Under the new agreement, which still needs to be approved by a judge, brokers who drop their other legal cases to participate in the settlement would get higher payouts than under the original agreement. Merrill would pay the class action lawyers up to $6.3 million in fees, depending on how many brokers participate in the settlement, instead of the lawyers being paid from the settlement pool.
The parties presented the revised agreement to U.S. District Judge Alison Nathan at Manhattan federal court this week. It was filed with the court in late November.
The lawsuit stems from Merrill's September 2008 merger with Bank of America. At issue are years of deferred compensation, some of which was held in brokers' stock savings plans.
Paying a bigger class action settlement to brokers who have already initiated individual cases, but who would drop them in lieu of the class action, would help compensate them for legal expenses and fees they have already taken on, said Charles (Chip) McCallum III, a lawyer in Vestavia Hills, Alabama who represents the class action brokers.
Brokers who do so would, in the most generous scenario, receive 70 percent of the deferred compensation plan's value for their time in the plan through 2008, rather than the 60 percent they would have received in the initial settlement. They would also receive 50 percent of the plan's value for 2009, compared with 24 percent in the initial settlement. The brokers will also benefit from a pool of funds that would not be diminished by legal fees.
Payout percentages for brokers who never made any deferred compensation requests, though, will go down if the agreement is approved. That decrease, however, could be offset by the larger settlement fund pool.
The changes to the agreement are meant to level the playing field between brokers who are eligible for the settlement but still pursuing individual cases and those already poised to participate. It also makes it less likely that brokers who settle individually will receive larger payouts than similarly-placed brokers who participate in the class action.

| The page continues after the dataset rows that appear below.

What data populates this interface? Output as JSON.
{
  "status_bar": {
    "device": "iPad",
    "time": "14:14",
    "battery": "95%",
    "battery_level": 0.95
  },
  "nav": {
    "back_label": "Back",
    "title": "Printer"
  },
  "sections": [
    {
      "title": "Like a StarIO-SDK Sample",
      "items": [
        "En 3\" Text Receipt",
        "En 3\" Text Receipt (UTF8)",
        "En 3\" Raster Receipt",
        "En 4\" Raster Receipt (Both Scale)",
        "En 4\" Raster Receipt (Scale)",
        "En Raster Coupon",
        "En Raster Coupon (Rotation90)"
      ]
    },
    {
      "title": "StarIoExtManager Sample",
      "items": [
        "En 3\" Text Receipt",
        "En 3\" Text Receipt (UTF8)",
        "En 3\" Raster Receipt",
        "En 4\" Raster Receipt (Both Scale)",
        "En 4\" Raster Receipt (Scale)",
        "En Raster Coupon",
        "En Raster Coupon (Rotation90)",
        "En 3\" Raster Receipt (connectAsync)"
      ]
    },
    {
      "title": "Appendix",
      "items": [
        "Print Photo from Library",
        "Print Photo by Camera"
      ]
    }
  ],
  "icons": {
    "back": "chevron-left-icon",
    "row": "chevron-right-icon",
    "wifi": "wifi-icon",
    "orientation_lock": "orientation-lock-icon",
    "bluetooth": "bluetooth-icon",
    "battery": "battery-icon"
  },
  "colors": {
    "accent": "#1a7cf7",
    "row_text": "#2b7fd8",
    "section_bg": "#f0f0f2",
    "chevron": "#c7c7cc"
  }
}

The revised settlement would still exclude former Merrill brokers from the deal if their revenues topped $500,000 prior to their departure. Those brokers - which could number more than 1,000 - still need to pursue their own claims.
In a related move, a lawyer representing more than 1,000 former Merrill brokers in individual arbitrations announced in court on Monday that he would withdraw a motion he had filed to intervene in the class action suit. Of those brokers, about 572 were eligible for the class as August, said Michael Taaffe, the Sarasota-based lawyer for the brokers, at the time.
Taaffe argued that the stock price used to establish the $40-million figure was too low. He did not return a call requesting comment.